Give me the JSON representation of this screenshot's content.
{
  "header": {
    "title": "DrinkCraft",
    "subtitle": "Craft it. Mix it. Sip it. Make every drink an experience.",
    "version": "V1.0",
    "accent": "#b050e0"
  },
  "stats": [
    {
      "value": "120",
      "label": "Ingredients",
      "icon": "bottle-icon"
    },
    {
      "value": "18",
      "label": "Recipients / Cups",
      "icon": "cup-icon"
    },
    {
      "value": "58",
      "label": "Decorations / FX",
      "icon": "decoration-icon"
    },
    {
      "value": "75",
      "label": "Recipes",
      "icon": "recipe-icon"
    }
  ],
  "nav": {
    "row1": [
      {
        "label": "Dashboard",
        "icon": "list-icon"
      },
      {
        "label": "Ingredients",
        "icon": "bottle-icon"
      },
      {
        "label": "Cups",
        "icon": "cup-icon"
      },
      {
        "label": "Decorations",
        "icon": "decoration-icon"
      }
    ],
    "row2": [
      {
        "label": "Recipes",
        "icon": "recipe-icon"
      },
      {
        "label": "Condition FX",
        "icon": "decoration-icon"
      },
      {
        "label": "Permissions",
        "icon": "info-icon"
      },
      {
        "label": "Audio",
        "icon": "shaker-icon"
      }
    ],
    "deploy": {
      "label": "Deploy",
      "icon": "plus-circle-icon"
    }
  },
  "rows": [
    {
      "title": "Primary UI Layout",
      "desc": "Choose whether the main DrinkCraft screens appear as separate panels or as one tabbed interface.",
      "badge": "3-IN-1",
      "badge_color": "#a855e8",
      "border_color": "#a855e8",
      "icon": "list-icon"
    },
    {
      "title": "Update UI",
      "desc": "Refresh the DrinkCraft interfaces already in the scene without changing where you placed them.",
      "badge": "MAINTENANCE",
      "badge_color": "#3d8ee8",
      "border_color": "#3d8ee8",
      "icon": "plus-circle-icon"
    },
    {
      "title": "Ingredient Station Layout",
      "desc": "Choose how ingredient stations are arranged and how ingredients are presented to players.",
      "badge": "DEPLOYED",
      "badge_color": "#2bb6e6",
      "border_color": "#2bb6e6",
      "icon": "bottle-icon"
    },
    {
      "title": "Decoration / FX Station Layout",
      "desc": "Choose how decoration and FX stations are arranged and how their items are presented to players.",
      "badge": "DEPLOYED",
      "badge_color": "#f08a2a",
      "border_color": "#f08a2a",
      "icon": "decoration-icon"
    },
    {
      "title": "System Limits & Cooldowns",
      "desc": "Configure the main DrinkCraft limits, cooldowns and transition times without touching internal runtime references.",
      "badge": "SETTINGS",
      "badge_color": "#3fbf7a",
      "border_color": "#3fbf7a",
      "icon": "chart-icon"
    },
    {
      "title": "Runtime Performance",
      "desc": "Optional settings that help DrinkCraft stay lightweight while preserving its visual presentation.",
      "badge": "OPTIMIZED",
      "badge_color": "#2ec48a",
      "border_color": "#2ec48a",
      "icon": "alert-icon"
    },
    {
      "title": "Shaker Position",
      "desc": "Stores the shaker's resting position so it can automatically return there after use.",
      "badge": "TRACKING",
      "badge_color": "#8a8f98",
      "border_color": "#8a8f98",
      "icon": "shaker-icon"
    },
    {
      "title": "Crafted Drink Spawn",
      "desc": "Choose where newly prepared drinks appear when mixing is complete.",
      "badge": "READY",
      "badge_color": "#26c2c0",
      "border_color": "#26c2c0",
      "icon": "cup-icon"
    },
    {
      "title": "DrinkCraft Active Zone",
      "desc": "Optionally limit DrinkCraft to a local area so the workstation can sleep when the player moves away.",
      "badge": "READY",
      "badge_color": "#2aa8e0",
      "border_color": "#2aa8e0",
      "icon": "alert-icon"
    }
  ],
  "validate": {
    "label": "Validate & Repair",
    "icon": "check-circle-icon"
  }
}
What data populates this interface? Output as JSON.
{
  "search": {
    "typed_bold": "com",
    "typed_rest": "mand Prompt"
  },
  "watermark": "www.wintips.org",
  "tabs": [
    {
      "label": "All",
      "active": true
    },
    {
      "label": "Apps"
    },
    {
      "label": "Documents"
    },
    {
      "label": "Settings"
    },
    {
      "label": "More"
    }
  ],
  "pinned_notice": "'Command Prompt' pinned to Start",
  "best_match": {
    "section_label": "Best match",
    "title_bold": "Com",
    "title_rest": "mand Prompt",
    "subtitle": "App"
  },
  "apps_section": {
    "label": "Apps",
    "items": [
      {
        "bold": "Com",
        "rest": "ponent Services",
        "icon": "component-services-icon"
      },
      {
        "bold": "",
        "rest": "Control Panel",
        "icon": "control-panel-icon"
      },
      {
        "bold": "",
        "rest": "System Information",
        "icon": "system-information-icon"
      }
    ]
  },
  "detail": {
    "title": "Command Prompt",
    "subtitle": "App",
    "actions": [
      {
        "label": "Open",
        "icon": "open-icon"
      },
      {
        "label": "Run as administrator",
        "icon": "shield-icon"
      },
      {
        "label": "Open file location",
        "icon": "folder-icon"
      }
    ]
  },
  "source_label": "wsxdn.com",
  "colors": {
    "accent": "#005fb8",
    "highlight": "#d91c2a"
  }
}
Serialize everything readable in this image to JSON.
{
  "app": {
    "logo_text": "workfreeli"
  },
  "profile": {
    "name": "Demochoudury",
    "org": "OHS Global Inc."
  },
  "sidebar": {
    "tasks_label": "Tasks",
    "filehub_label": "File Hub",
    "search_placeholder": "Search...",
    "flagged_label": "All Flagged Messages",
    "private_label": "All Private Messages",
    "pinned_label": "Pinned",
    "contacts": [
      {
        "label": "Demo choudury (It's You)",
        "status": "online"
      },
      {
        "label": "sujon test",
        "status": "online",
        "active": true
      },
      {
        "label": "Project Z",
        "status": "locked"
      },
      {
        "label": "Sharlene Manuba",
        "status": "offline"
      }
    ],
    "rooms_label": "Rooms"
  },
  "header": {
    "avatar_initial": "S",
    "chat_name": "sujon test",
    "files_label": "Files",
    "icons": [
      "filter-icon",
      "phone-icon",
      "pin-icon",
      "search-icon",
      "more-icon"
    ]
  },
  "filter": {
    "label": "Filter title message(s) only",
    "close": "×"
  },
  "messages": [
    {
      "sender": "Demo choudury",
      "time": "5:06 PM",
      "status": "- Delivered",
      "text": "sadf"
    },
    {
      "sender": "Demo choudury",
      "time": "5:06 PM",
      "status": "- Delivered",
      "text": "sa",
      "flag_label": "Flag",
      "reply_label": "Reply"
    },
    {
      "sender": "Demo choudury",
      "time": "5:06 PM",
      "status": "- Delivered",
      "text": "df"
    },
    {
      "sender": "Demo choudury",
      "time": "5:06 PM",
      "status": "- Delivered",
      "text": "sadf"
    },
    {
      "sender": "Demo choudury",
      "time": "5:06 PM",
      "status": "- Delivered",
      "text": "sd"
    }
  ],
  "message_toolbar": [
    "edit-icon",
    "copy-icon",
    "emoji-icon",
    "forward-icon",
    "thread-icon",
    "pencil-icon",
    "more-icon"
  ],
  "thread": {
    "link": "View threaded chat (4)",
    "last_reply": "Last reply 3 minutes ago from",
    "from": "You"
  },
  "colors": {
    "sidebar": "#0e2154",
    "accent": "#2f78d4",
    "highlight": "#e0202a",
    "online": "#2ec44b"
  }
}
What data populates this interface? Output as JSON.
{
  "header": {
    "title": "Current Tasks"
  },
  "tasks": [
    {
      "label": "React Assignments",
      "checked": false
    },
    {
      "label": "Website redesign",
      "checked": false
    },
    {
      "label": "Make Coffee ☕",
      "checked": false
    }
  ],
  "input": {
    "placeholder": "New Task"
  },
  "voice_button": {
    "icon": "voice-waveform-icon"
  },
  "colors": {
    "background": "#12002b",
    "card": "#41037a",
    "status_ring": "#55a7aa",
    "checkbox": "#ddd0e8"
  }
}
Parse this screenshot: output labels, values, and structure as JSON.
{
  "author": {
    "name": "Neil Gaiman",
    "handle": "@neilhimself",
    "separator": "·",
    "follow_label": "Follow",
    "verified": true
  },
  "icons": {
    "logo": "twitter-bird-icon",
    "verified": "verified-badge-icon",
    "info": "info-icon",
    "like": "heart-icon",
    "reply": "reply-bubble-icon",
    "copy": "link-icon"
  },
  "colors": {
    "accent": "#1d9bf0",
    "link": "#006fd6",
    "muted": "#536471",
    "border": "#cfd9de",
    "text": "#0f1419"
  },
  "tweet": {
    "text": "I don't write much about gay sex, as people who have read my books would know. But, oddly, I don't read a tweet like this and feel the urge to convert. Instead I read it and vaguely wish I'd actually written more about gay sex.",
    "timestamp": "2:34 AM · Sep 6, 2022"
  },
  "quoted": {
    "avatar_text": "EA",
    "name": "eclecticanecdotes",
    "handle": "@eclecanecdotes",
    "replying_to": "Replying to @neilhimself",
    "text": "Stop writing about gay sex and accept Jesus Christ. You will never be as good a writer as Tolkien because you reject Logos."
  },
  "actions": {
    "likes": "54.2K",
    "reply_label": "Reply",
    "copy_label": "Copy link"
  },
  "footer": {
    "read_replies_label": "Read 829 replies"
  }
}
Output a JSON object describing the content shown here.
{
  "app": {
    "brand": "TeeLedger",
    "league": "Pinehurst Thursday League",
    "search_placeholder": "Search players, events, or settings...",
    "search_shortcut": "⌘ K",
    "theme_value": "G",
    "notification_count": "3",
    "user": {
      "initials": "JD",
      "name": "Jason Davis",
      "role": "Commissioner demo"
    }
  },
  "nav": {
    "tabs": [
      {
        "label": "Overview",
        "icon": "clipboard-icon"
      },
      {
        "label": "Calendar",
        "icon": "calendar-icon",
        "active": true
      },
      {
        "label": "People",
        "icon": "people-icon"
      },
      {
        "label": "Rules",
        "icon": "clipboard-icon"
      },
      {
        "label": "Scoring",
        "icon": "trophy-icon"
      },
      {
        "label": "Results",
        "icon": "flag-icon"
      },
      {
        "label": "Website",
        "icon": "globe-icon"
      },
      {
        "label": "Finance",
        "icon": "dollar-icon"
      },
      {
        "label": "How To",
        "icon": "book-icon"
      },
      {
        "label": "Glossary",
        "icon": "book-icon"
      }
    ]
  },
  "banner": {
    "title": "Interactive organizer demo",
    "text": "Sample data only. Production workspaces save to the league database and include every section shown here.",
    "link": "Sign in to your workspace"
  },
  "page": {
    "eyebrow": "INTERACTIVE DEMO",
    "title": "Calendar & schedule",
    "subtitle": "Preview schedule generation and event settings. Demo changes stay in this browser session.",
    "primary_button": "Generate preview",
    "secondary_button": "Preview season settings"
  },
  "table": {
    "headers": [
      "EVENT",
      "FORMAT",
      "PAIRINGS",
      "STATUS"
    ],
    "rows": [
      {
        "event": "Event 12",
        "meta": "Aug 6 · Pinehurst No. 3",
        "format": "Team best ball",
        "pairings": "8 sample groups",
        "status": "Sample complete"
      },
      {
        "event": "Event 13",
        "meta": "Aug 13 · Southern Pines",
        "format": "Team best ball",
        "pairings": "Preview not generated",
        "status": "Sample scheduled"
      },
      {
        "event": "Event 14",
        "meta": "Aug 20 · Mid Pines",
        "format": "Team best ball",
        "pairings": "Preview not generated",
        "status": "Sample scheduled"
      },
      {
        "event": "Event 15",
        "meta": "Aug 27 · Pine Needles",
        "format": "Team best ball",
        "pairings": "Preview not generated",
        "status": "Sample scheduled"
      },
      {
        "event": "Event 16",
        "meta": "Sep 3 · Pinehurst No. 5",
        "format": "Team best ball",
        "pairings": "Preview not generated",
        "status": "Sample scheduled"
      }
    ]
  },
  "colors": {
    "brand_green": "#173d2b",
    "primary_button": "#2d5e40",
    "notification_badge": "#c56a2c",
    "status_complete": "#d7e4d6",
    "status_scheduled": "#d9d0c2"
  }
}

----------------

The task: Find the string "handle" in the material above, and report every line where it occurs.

Reply:
    "handle": "@neilhimself",
    "handle": "@eclecanecdotes",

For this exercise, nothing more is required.